I continued to run at 6:30 pace and would occasionally walk and drink at water stations. Unfortunately, I ingested so much fluids that, at one point, my stomach felt heavy and bloated. I felt like a tadpole! By Km28, I felt like my HRM strap was choking me so I stopped to remove my chest strap and loosen my hydration belt. What a relief! My pace had considerably slowed at that point though.
DOWNHILL FROM HEREON (AND I’M NOT TALKING ABOUT THE COURSE!)
By Km30, evil thoughts started entering my mind: What’s taking so long? Can I endure 12kms more of this? Will I get cramps like everyone else around? If I’m struggling now, what’s the last 5 kms going to feel like?
Then, I forced myself to recall how pleasant QC International Marathon was. How, at Km 30, I didn’t even know I was going for the full 42km! And, for some moments, I got a break from the weariness and tried my best to plod on.
– The cool zone provided mist for runners. Unfortunately, it felt like a warm zone for me –
THE LONGEST 5K OF MY LIFE
At QC International Marathon, my pacer Neville said “the last 5km will be the longest 5km of your life.” At that time, I quietly laughed about that line as I was on Cloud 9 running the last few kilometers towards QC Circle.
This time, however, his words didn’t only ring true, they were banging on my ear drums! My last 5 kms were reduced to this simple question: Can you make it to the next water station?
I made a deal with myself: Walk briefly only at every OTHER water station. At every other station, I would then grab two cups: one to drink, another to pour over my overheating head. Then, I would walk briefly and compel myself to run again. It was slow and tough, but it was the only thing that kept me from sticking my thumb out to hitch a ride back to the hotel. By that time, I didn’t even bother looking at my watch anymore. Goal times were thrown out the window.

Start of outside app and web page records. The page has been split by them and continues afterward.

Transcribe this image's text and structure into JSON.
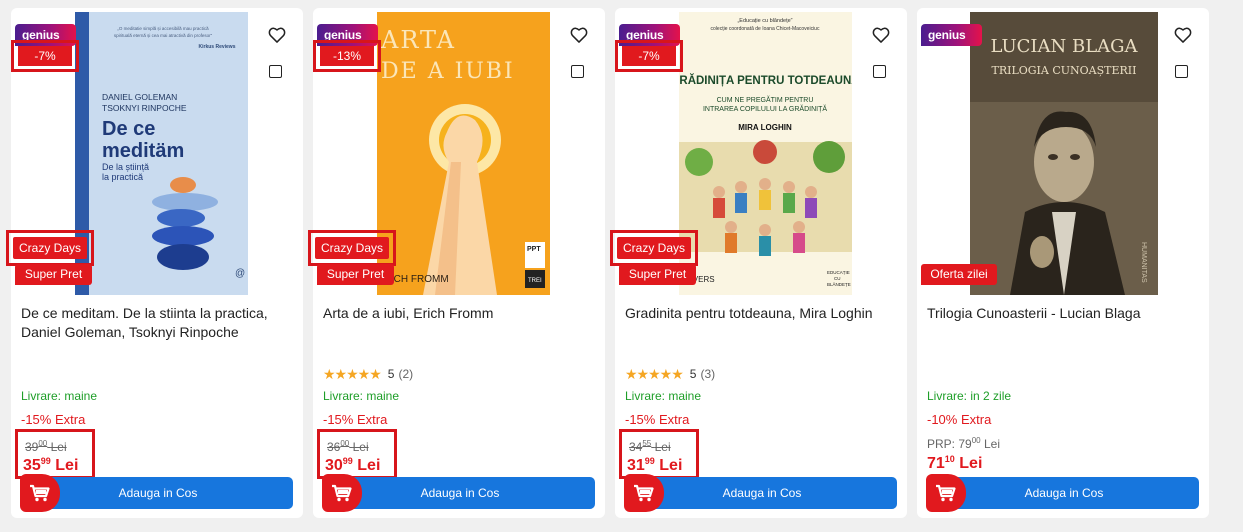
{
  "products": [
    {
      "genius": "genius",
      "discount": "-7%",
      "crazy": "Crazy Days",
      "tag": "Super Pret",
      "title": "De ce meditam. De la stiinta la practica, Daniel Goleman, Tsoknyi Rinpoche",
      "livrare": "Livrare: maine",
      "extra": "-15% Extra",
      "old_int": "39",
      "old_dec": "00",
      "old_cur": "Lei",
      "new_int": "35",
      "new_dec": "99",
      "new_cur": "Lei",
      "add_label": "Adauga in Cos",
      "cover": {
        "quote": "„O meditatie simplă și accesibilă mau practică spirituală eternă și cea mai atractivă din profesor”",
        "review_src": "Kirkus Reviews",
        "authors": "DANIEL GOLEMAN\nTSOKNYI RINPOCHE",
        "title_line1": "De ce",
        "title_line2": "meditäm",
        "subtitle": "De la știință\nla practică"
      }
    },
    {
      "genius": "genius",
      "discount": "-13%",
      "crazy": "Crazy Days",
      "tag": "Super Pret",
      "title": "Arta de a iubi, Erich Fromm",
      "stars": "★★★★★",
      "rating": "5",
      "rating_count": "(2)",
      "livrare": "Livrare: maine",
      "extra": "-15% Extra",
      "old_int": "36",
      "old_dec": "00",
      "old_cur": "Lei",
      "new_int": "30",
      "new_dec": "99",
      "new_cur": "Lei",
      "add_label": "Adauga in Cos",
      "cover": {
        "title_line1": "ARTA",
        "title_line2": "DE A IUBI",
        "author": "ERICH FROMM",
        "publisher": "TREI"
      }
    },
    {
      "genius": "genius",
      "discount": "-7%",
      "crazy": "Crazy Days",
      "tag": "Super Pret",
      "title": "Gradinita pentru totdeauna, Mira Loghin",
      "stars": "★★★★★",
      "rating": "5",
      "rating_count": "(3)",
      "livrare": "Livrare: maine",
      "extra": "-15% Extra",
      "old_int": "34",
      "old_dec": "55",
      "old_cur": "Lei",
      "new_int": "31",
      "new_dec": "99",
      "new_cur": "Lei",
      "add_label": "Adauga in Cos",
      "cover": {
        "series": "„Educație cu blândețe”\ncolecție coordonată de Ioana Chicet-Macoveiciuc",
        "title": "GRĂDINIȚA PENTRU TOTDEAUNA",
        "subtitle": "CUM NE PREGĂTIM PENTRU\nINTRAREA COPILULUI LA GRĂDINIȚĂ",
        "author": "MIRA LOGHIN",
        "publisher": "UNIVERS",
        "series_logo": "EDUCAȚIE\nCU\nBLÂNDEȚE"
      }
    },
    {
      "genius": "genius",
      "tag": "Oferta zilei",
      "title": "Trilogia Cunoasterii - Lucian Blaga",
      "livrare": "Livrare: in 2 zile",
      "extra": "-10% Extra",
      "prp_label": "PRP:",
      "old_int": "79",
      "old_dec": "00",
      "old_cur": "Lei",
      "new_int": "71",
      "new_dec": "10",
      "new_cur": "Lei",
      "add_label": "Adauga in Cos",
      "cover": {
        "author": "LUCIAN BLAGA",
        "title": "TRILOGIA CUNOAȘTERII",
        "publisher": "HUMANITAS"
      }
    }
  ]
}
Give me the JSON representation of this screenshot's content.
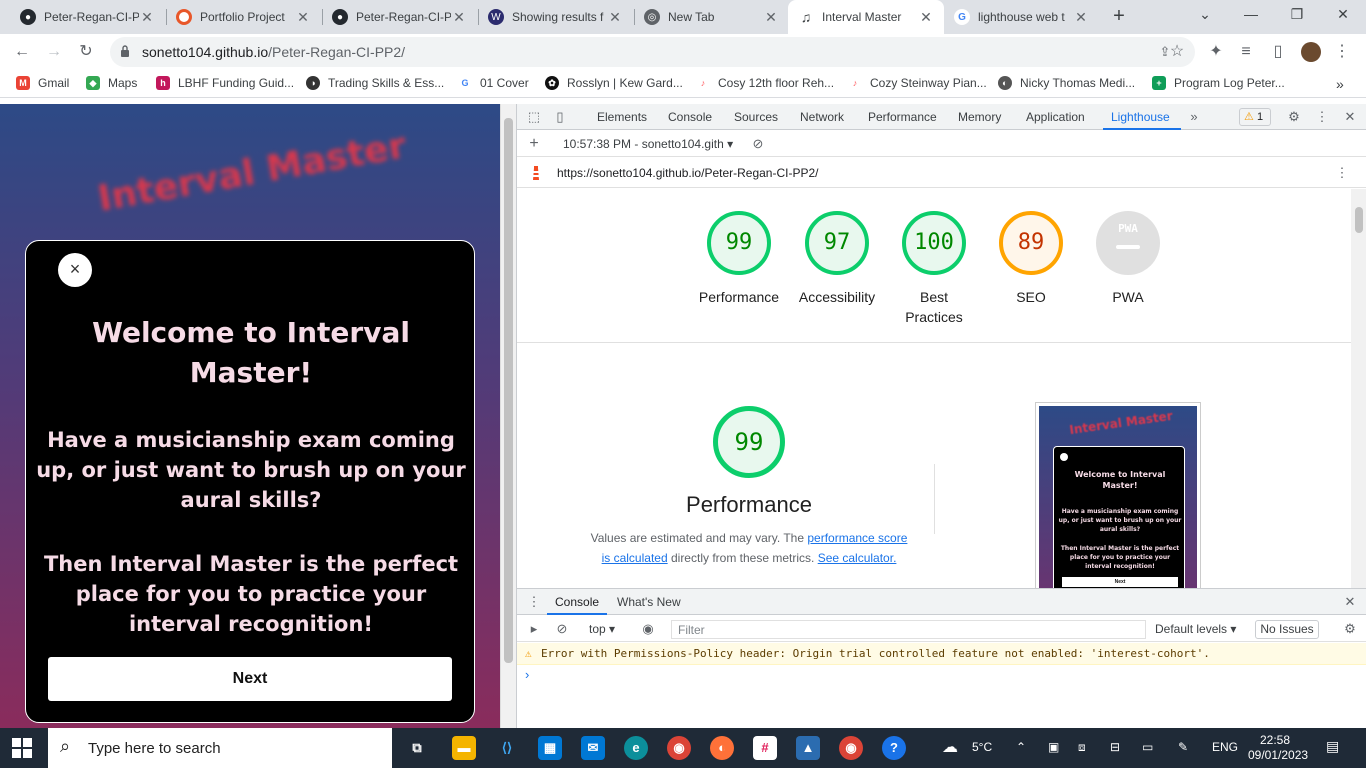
{
  "browser": {
    "tabs": [
      {
        "label": "Peter-Regan-CI-P",
        "icon": "github-icon"
      },
      {
        "label": "Portfolio Project",
        "icon": "portfolio-icon"
      },
      {
        "label": "Peter-Regan-CI-P",
        "icon": "github-icon"
      },
      {
        "label": "Showing results f",
        "icon": "search-results-icon"
      },
      {
        "label": "New Tab",
        "icon": "chrome-icon"
      },
      {
        "label": "Interval Master",
        "icon": "music-note-icon",
        "active": true
      },
      {
        "label": "lighthouse web t",
        "icon": "google-icon"
      }
    ],
    "url_host": "sonetto104.github.io",
    "url_path": "/Peter-Regan-CI-PP2/",
    "bookmarks": [
      {
        "label": "Gmail",
        "color": "#ea4335"
      },
      {
        "label": "Maps",
        "color": "#34a853"
      },
      {
        "label": "LBHF Funding Guid...",
        "color": "#c2185b"
      },
      {
        "label": "Trading Skills & Ess...",
        "color": "#333333"
      },
      {
        "label": "01 Cover",
        "color": "#4285f4"
      },
      {
        "label": "Rosslyn | Kew Gard...",
        "color": "#111111"
      },
      {
        "label": "Cosy 12th floor Reh...",
        "color": "#ff5a5f"
      },
      {
        "label": "Cozy Steinway Pian...",
        "color": "#ff5a5f"
      },
      {
        "label": "Nicky Thomas Medi...",
        "color": "#555555"
      },
      {
        "label": "Program Log Peter...",
        "color": "#0f9d58"
      }
    ]
  },
  "page": {
    "title": "Interval Master",
    "modal": {
      "heading": "Welcome to Interval Master!",
      "paragraph1": "Have a musicianship exam coming up, or just want to brush up on your aural skills?",
      "paragraph2": "Then Interval Master is the perfect place for you to practice your interval recognition!",
      "next_label": "Next",
      "close_symbol": "×"
    }
  },
  "devtools": {
    "tabs": [
      "Elements",
      "Console",
      "Sources",
      "Network",
      "Performance",
      "Memory",
      "Application",
      "Lighthouse"
    ],
    "active_tab": "Lighthouse",
    "warning_count": "1",
    "report_time": "10:57:38 PM - sonetto104.gith",
    "report_url": "https://sonetto104.github.io/Peter-Regan-CI-PP2/",
    "scores": [
      {
        "value": "99",
        "label": "Performance",
        "status": "pass"
      },
      {
        "value": "97",
        "label": "Accessibility",
        "status": "pass"
      },
      {
        "value": "100",
        "label": "Best Practices",
        "status": "pass"
      },
      {
        "value": "89",
        "label": "SEO",
        "status": "average"
      },
      {
        "value": "PWA",
        "label": "PWA",
        "status": "na"
      }
    ],
    "performance": {
      "score": "99",
      "title": "Performance",
      "desc_prefix": "Values are estimated and may vary. The ",
      "desc_link1": "performance score is calculated",
      "desc_middle": " directly from these metrics. ",
      "desc_link2": "See calculator."
    },
    "thumbnail": {
      "title": "Interval Master",
      "heading": "Welcome to Interval Master!",
      "p1": "Have a musicianship exam coming up, or just want to brush up on your aural skills?",
      "p2": "Then Interval Master is the perfect place for you to practice your interval recognition!",
      "next": "Next"
    },
    "drawer": {
      "tabs": [
        "Console",
        "What's New"
      ],
      "context": "top",
      "filter_placeholder": "Filter",
      "levels": "Default levels",
      "issues": "No Issues",
      "warning_message": "Error with Permissions-Policy header: Origin trial controlled feature not enabled: 'interest-cohort'.",
      "prompt": "›"
    }
  },
  "taskbar": {
    "search_placeholder": "Type here to search",
    "weather": "5°C",
    "language": "ENG",
    "time": "22:58",
    "date": "09/01/2023"
  },
  "colors": {
    "pass": "#0cce6b",
    "average": "#ffa400",
    "accent": "#1a73e8"
  }
}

– Km 40: Singapore Flyer. More people were walking than running here –
– 2 more kms to go! I held on –
The harder you work for your goal, the more fulfilling it is when accomplished. And so, despite my weariness, I felt like the strongest woman alive when I crossed that finish line. (It also helped that there was a young Italian guy who made small talk with me right after!)
I was (and still am) disappointed with not reaching my target time. See the frustration in this face?…
…It definitely could’ve been better. But, at the same time, I’m pretty proud of the fact that I plodded on despite the difficulties. I was blessed with the opportunity to join the race and test my endurance and will without any major glitches along the way (no cramps, no injury, not even a tiny blister!) For all that I am thankful.
Was it worse than the 1st marathon? Definitely. Will the 3rd marathon be the best? I certainly hope so.
Distance: 43.12 km
Average pace: 6:42 min/km
Official chip time: 4:49:18
* Thank you to Ivy for the race photos!